Marcos & Kelvin: “I look with a lot of respect to the different times we’ve been through and places we’ve been — it has been a long journey until here, to be able to imprint our visions on things. When I think about photography, especially talking about portrait and fashion photography, you deal with lots of people, lots of personalities and you learn something new every single time. If not how to deal with them, you learn something about your lighting, about the backgrounds you prefer and other technical things. I see my actual work as a constant refinement of the past ones. And looking back at it, I can only be really respectful of what we were doing back then nand there, especially because most of the time, we didn’t have the proper ways to do it, and yet we did it.

As for our biggest achievement — I’d say it is to inspire people from all over the world and to be able to have creative freedom, to express ourselves freely and be called to put our visions onto things. That’s a huge achievement and the bigger one an artist can ask for.”
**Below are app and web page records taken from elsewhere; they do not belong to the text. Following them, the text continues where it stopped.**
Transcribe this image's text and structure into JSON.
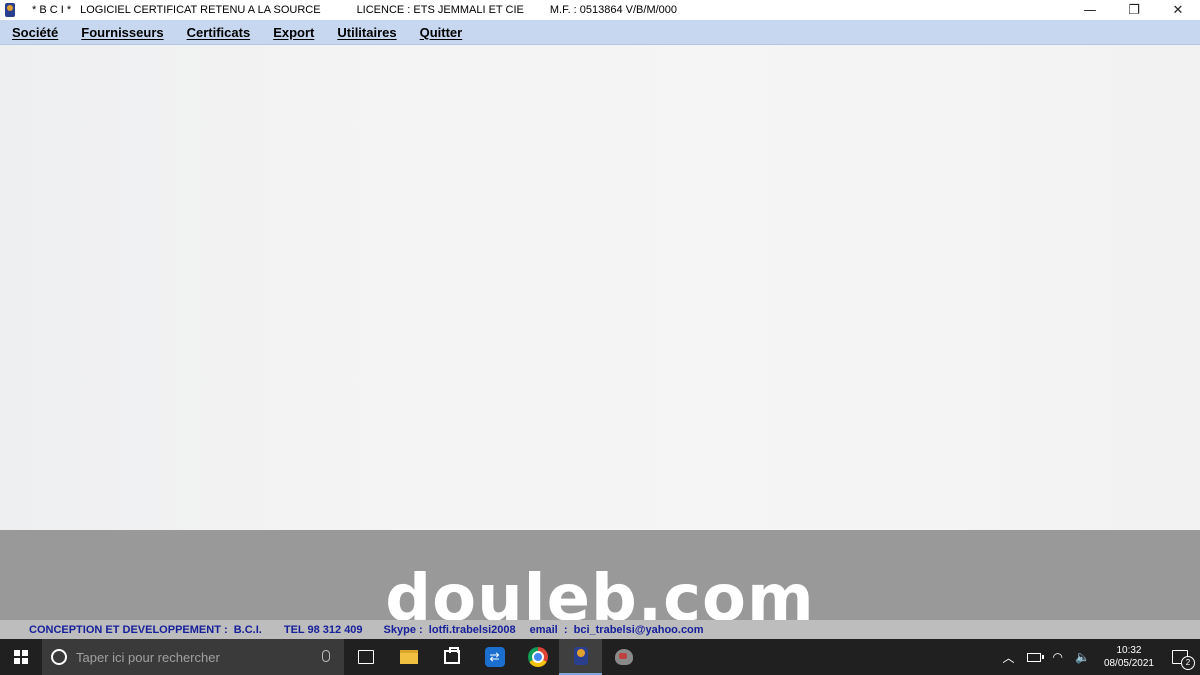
{
  "titlebar": {
    "app_name": "* B C I *",
    "software": "LOGICIEL CERTIFICAT RETENU A LA SOURCE",
    "licence": "LICENCE : ETS JEMMALI ET CIE",
    "mf": "M.F. : 0513864 V/B/M/000",
    "minimize": "—",
    "restore": "❐",
    "close": "✕"
  },
  "menu": {
    "items": [
      {
        "label": "Société"
      },
      {
        "label": "Fournisseurs"
      },
      {
        "label": "Certificats"
      },
      {
        "label": "Export"
      },
      {
        "label": "Utilitaires"
      },
      {
        "label": "Quitter"
      }
    ]
  },
  "watermark": "douleb.com",
  "footer": {
    "conception": "CONCEPTION ET DEVELOPPEMENT :  B.C.I.",
    "tel": "TEL 98 312 409",
    "skype": "Skype :  lotfi.trabelsi2008",
    "email": "email  :  bci_trabelsi@yahoo.com"
  },
  "taskbar": {
    "search_placeholder": "Taper ici pour rechercher",
    "teamviewer_glyph": "⇄",
    "chevron_glyph": "︿",
    "wifi_glyph": "◠",
    "volume_glyph": "🔈",
    "time": "10:32",
    "date": "08/05/2021",
    "notifications": "2"
  }
}
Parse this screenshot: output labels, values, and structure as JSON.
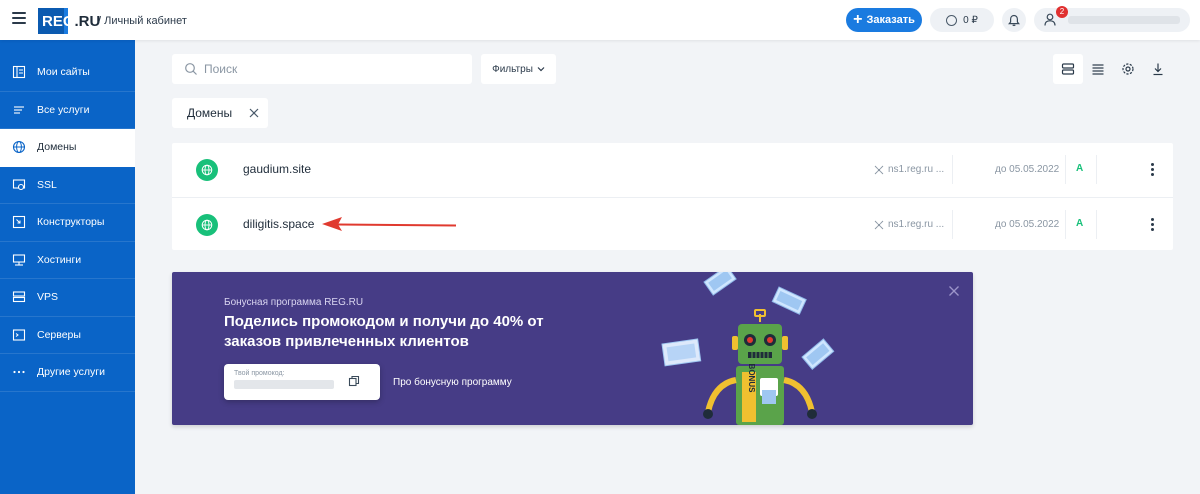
{
  "header": {
    "logo_main": "REG",
    "logo_dot": ".RU",
    "breadcrumb": "/ Личный кабинет",
    "order_label": "Заказать",
    "balance": "0 ₽",
    "notification_count": "2"
  },
  "sidebar": {
    "items": [
      {
        "label": "Мои сайты",
        "icon": "sites-icon"
      },
      {
        "label": "Все услуги",
        "icon": "list-icon"
      },
      {
        "label": "Домены",
        "icon": "globe-icon",
        "active": true
      },
      {
        "label": "SSL",
        "icon": "ssl-icon"
      },
      {
        "label": "Конструкторы",
        "icon": "builder-icon"
      },
      {
        "label": "Хостинги",
        "icon": "hosting-icon"
      },
      {
        "label": "VPS",
        "icon": "vps-icon"
      },
      {
        "label": "Серверы",
        "icon": "server-icon"
      },
      {
        "label": "Другие услуги",
        "icon": "more-icon"
      }
    ]
  },
  "toolbar": {
    "search_placeholder": "Поиск",
    "filters_label": "Фильтры"
  },
  "chip": {
    "label": "Домены"
  },
  "domains": [
    {
      "name": "gaudium.site",
      "ns": "ns1.reg.ru ...",
      "expires": "до 05.05.2022",
      "status": "A"
    },
    {
      "name": "diligitis.space",
      "ns": "ns1.reg.ru ...",
      "expires": "до 05.05.2022",
      "status": "A"
    }
  ],
  "banner": {
    "subtitle": "Бонусная программа REG.RU",
    "title": "Поделись промокодом и получи до 40% от заказов привлеченных клиентов",
    "promo_label": "Твой промокод:",
    "link": "Про бонусную программу",
    "robot_text": "BONUS"
  },
  "colors": {
    "sidebar": "#0a64c7",
    "accent": "#1a7be0",
    "success": "#18c07a",
    "banner": "#463c86",
    "annotation_arrow": "#e03a2f"
  }
}
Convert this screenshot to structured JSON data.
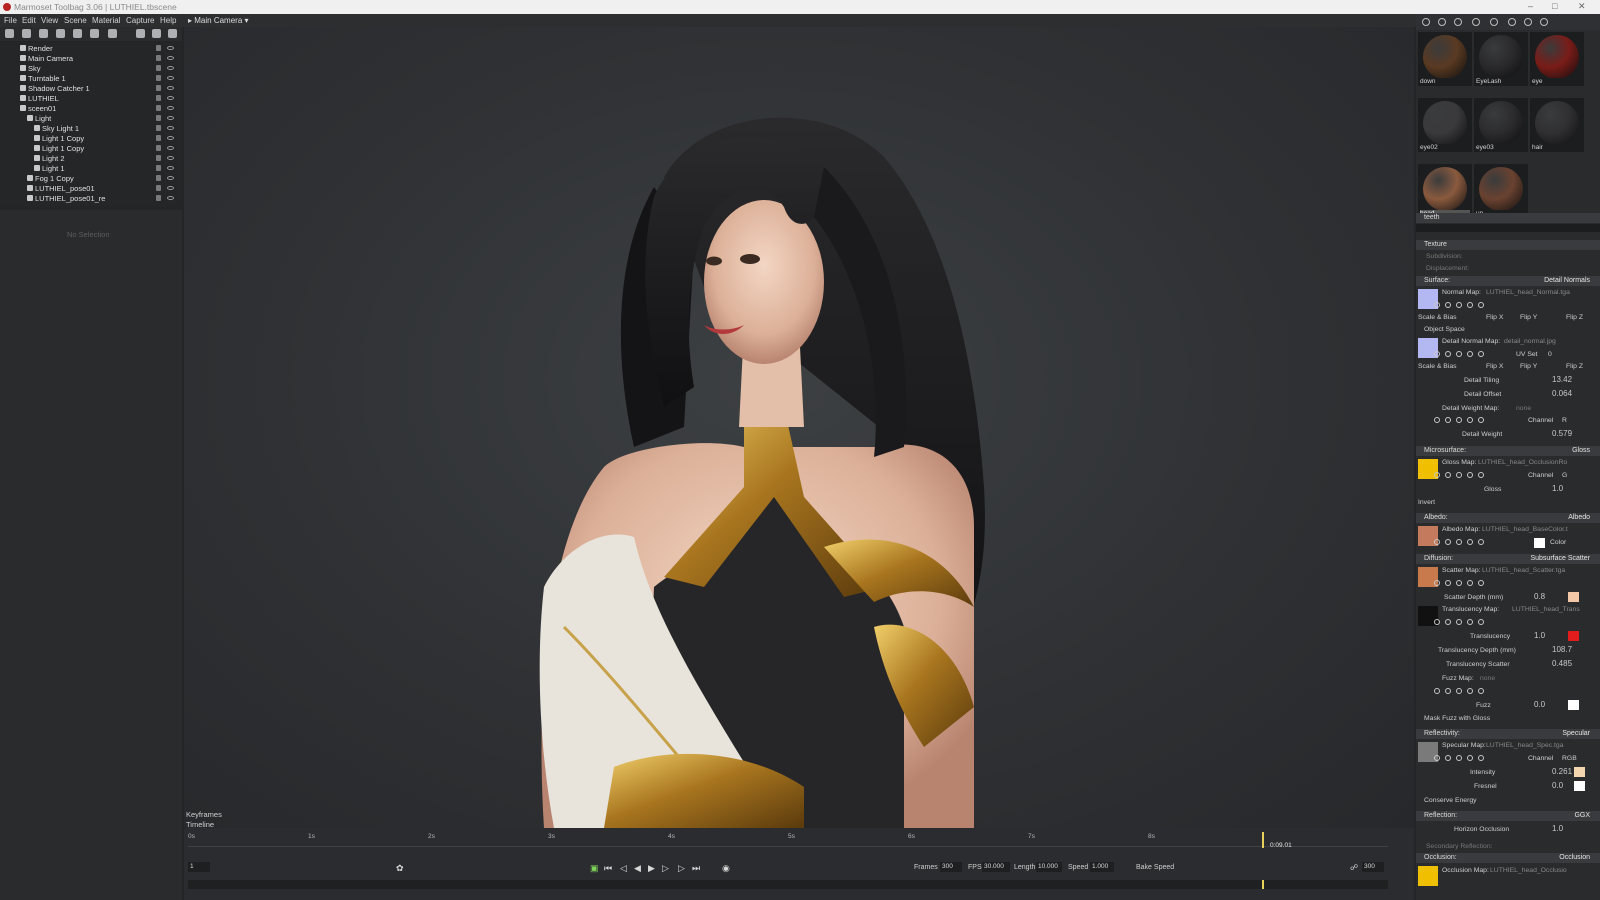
{
  "window": {
    "title": "Marmoset Toolbag 3.06  |  LUTHIEL.tbscene"
  },
  "menu": [
    "File",
    "Edit",
    "View",
    "Scene",
    "Material",
    "Capture",
    "Help"
  ],
  "camera_dropdown": "Main Camera",
  "scene_tree": [
    {
      "label": "Render",
      "indent": 0
    },
    {
      "label": "Main Camera",
      "indent": 0
    },
    {
      "label": "Sky",
      "indent": 0
    },
    {
      "label": "Turntable 1",
      "indent": 0
    },
    {
      "label": "Shadow Catcher 1",
      "indent": 0
    },
    {
      "label": "LUTHIEL",
      "indent": 0
    },
    {
      "label": "sceen01",
      "indent": 0
    },
    {
      "label": "Light",
      "indent": 1
    },
    {
      "label": "Sky Light 1",
      "indent": 2
    },
    {
      "label": "Light 1 Copy",
      "indent": 2
    },
    {
      "label": "Light 1 Copy",
      "indent": 2
    },
    {
      "label": "Light 2",
      "indent": 2
    },
    {
      "label": "Light 1",
      "indent": 2
    },
    {
      "label": "Fog 1 Copy",
      "indent": 1
    },
    {
      "label": "LUTHIEL_pose01",
      "indent": 1
    },
    {
      "label": "LUTHIEL_pose01_re",
      "indent": 1
    }
  ],
  "no_selection": "No Selection",
  "timeline": {
    "keyframes_label": "Keyframes",
    "timeline_label": "Timeline",
    "ticks": [
      "0s",
      "1s",
      "2s",
      "3s",
      "4s",
      "5s",
      "6s",
      "7s",
      "8s"
    ],
    "current_time": "0:09.01",
    "frame_field": "1",
    "frames_label": "Frames",
    "frames": "300",
    "fps_label": "FPS",
    "fps": "30.000",
    "length_label": "Length",
    "length": "10.000",
    "speed_label": "Speed",
    "speed": "1.000",
    "bake_speed": "Bake Speed",
    "end_field": "300"
  },
  "materials": [
    {
      "name": "down",
      "color": "#5a3a22"
    },
    {
      "name": "EyeLash",
      "color": "#2a2a2c"
    },
    {
      "name": "eye",
      "color": "#7a1c18"
    },
    {
      "name": "eye02",
      "color": "#3a3a3c"
    },
    {
      "name": "eye03",
      "color": "#2c2c2e"
    },
    {
      "name": "hair",
      "color": "#303032"
    },
    {
      "name": "head",
      "color": "#8a5a3e"
    },
    {
      "name": "up",
      "color": "#6a4230"
    }
  ],
  "teeth_label": "teeth",
  "props": {
    "texture": "Texture",
    "subdivision": "Subdivision:",
    "displacement": "Displacement:",
    "surface": "Surface:",
    "surface_val": "Detail Normals",
    "normal_map": "Normal Map:",
    "normal_map_file": "LUTHIEL_head_Normal.tga",
    "scale_bias": "Scale & Bias",
    "flip_x": "Flip X",
    "flip_y": "Flip Y",
    "flip_z": "Flip Z",
    "object_space": "Object Space",
    "detail_normal_map": "Detail Normal Map:",
    "detail_normal_file": "detail_normal.jpg",
    "uv_set": "UV Set",
    "uv_set_val": "0",
    "detail_tiling": "Detail Tiling",
    "detail_tiling_val": "13.42",
    "detail_offset": "Detail Offset",
    "detail_offset_val": "0.064",
    "detail_weight_map": "Detail Weight Map:",
    "none": "none",
    "channel": "Channel",
    "channel_r": "R",
    "detail_weight": "Detail Weight",
    "detail_weight_val": "0.579",
    "microsurface": "Microsurface:",
    "microsurface_val": "Gloss",
    "gloss_map": "Gloss Map:",
    "gloss_map_file": "LUTHIEL_head_OcclusionRo",
    "channel_g": "G",
    "gloss": "Gloss",
    "gloss_val": "1.0",
    "invert": "Invert",
    "albedo": "Albedo:",
    "albedo_val": "Albedo",
    "albedo_map": "Albedo Map:",
    "albedo_map_file": "LUTHIEL_head_BaseColor.t",
    "color": "Color",
    "diffusion": "Diffusion:",
    "diffusion_val": "Subsurface Scatter",
    "scatter_map": "Scatter Map:",
    "scatter_map_file": "LUTHIEL_head_Scatter.tga",
    "scatter_depth": "Scatter Depth (mm)",
    "scatter_depth_val": "0.8",
    "translucency_map": "Translucency Map:",
    "translucency_map_file": "LUTHIEL_head_Trans",
    "translucency": "Translucency",
    "translucency_val": "1.0",
    "translucency_depth": "Translucency Depth (mm)",
    "translucency_depth_val": "108.7",
    "translucency_scatter": "Translucency Scatter",
    "translucency_scatter_val": "0.485",
    "fuzz_map": "Fuzz Map:",
    "fuzz": "Fuzz",
    "fuzz_val": "0.0",
    "mask_fuzz": "Mask Fuzz with Gloss",
    "reflectivity": "Reflectivity:",
    "reflectivity_val": "Specular",
    "specular_map": "Specular Map:",
    "specular_map_file": "LUTHIEL_head_Spec.tga",
    "channel_rgb": "RGB",
    "intensity": "Intensity",
    "intensity_val": "0.261",
    "fresnel": "Fresnel",
    "fresnel_val": "0.0",
    "conserve": "Conserve Energy",
    "reflection": "Reflection:",
    "reflection_val": "GGX",
    "horizon_occlusion": "Horizon Occlusion",
    "horizon_occlusion_val": "1.0",
    "secondary_reflection": "Secondary Reflection:",
    "occlusion": "Occlusion:",
    "occlusion_val": "Occlusion",
    "occlusion_map": "Occlusion Map:",
    "occlusion_map_file": "LUTHIEL_head_Occlusio"
  },
  "colors": {
    "accent_timeline": "#e8d25a",
    "translucency_swatch": "#e21c1c",
    "scatter_swatch": "#f1c7a8",
    "gloss_swatch": "#f0c000",
    "normal_swatch": "#b4b8f2"
  }
}
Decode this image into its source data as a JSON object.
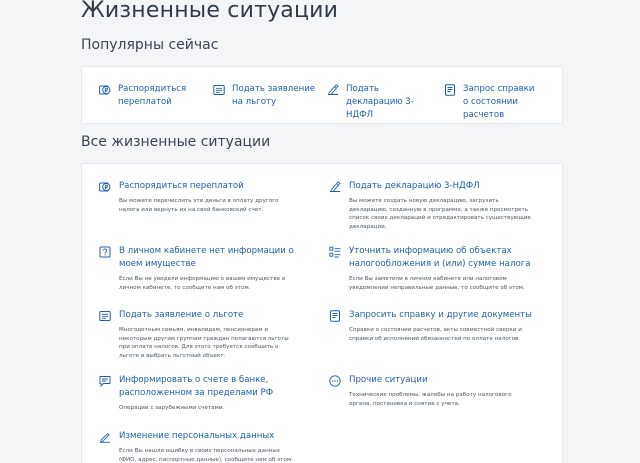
{
  "page": {
    "title": "Жизненные ситуации"
  },
  "popular": {
    "title": "Популярны сейчас",
    "items": [
      {
        "label": "Распорядиться переплатой",
        "icon": "ruble-coin-icon"
      },
      {
        "label": "Подать заявление на льготу",
        "icon": "document-list-icon"
      },
      {
        "label": "Подать декларацию 3-НДФЛ",
        "icon": "declaration-icon"
      },
      {
        "label": "Запрос справки о состоянии расчетов",
        "icon": "certificate-icon"
      }
    ]
  },
  "all": {
    "title": "Все жизненные ситуации",
    "items": [
      {
        "title": "Распорядиться переплатой",
        "desc": "Вы можете перечислить эти деньги в оплату другого налога или вернуть их на свой банковский счет.",
        "icon": "ruble-coin-icon"
      },
      {
        "title": "Подать декларацию 3-НДФЛ",
        "desc": "Вы можете создать новую декларацию, загрузить декларацию, созданную в программе, а также просмотреть список своих деклараций и отредактировать существующие декларации.",
        "icon": "declaration-icon"
      },
      {
        "title": "В личном кабинете нет информации о моем имуществе",
        "desc": "Если Вы не увидели информацию о вашем имуществе в личном кабинете, то сообщите нам об этом.",
        "icon": "question-icon"
      },
      {
        "title": "Уточнить информацию об объектах налогообложения и (или) сумме налога",
        "desc": "Если Вы заметили в личном кабинете или налоговом уведомлении неправильные данные, то сообщите об этом.",
        "icon": "checklist-icon"
      },
      {
        "title": "Подать заявление о льготе",
        "desc": "Многодетным семьям, инвалидам, пенсионерам и некоторым другим группам граждан полагаются льготы при оплате налогов. Для этого требуется сообщить о льготе и выбрать льготный объект.",
        "icon": "document-list-icon"
      },
      {
        "title": "Запросить справку и другие документы",
        "desc": "Справки о состоянии расчетов, акты совместной сверки и справки об исполнении обязанностей по оплате налогов.",
        "icon": "certificate-icon"
      },
      {
        "title": "Информировать о счете в банке, расположенном за пределами РФ",
        "desc": "Операции с зарубежными счетами.",
        "icon": "chat-icon"
      },
      {
        "title": "Прочие ситуации",
        "desc": "Технические проблемы, жалобы на работу налогового органа, постановка и снятие с учета.",
        "icon": "more-icon"
      },
      {
        "title": "Изменение персональных данных",
        "desc": "Если Вы нашли ошибку в своих персональных данных (ФИО, адрес, паспортные данные), сообщите нам об этом.",
        "icon": "pencil-icon"
      }
    ]
  },
  "colors": {
    "accent": "#1f5fa8",
    "text": "#2b3a4a",
    "background": "#f4f5f7",
    "card": "#ffffff"
  }
}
Photographers Marcos Florentino and Kelvin Yule form the creative duo Mar+Vin and are known for their striking and colourful photography. We sit down for a conversation with the duo about their works and life in general.

Finally, if there’s one thing you could change about today’s world, what would it be? How do you think we get there? And how do you hope to contribute to it?

Marcos & Kelvin: ”I think that our work is about rewriting narratives and creating new stories.. and to try to make people see themselves in them somehow — at least, that’s what we aim for! It’s a constant process of trying to deliver something that touches people and that can access deeper emotions. As artists, we have the duty to reflect on the world and the times we live in. To build a vision of a world based on our experiences and worldviews is the greatest legacy we can leave to those who will come, and especially to those who will come from the places we came from.”

Photographers Marcos Florentino and Kelvin Yule form the creative duo Mar+Vin and are known for their striking and colourful photography. We sit down for a conversation with the duo about their works and life in general.

“To build a vision of a world based on our experiences and worldviews is the greatest legacy we can leave to those who will come, and especially to those who will come from the places we came from.”

Photographers Marcos Florentino and Kelvin Yule form the creative duo Mar+Vin and are known for their striking and colourful photography. We sit down for a conversation with the duo about their works and life in general.

This interview was featured in Currant Magazine's book N°Surreal.

photographyconversationsfw22shopINFOconnect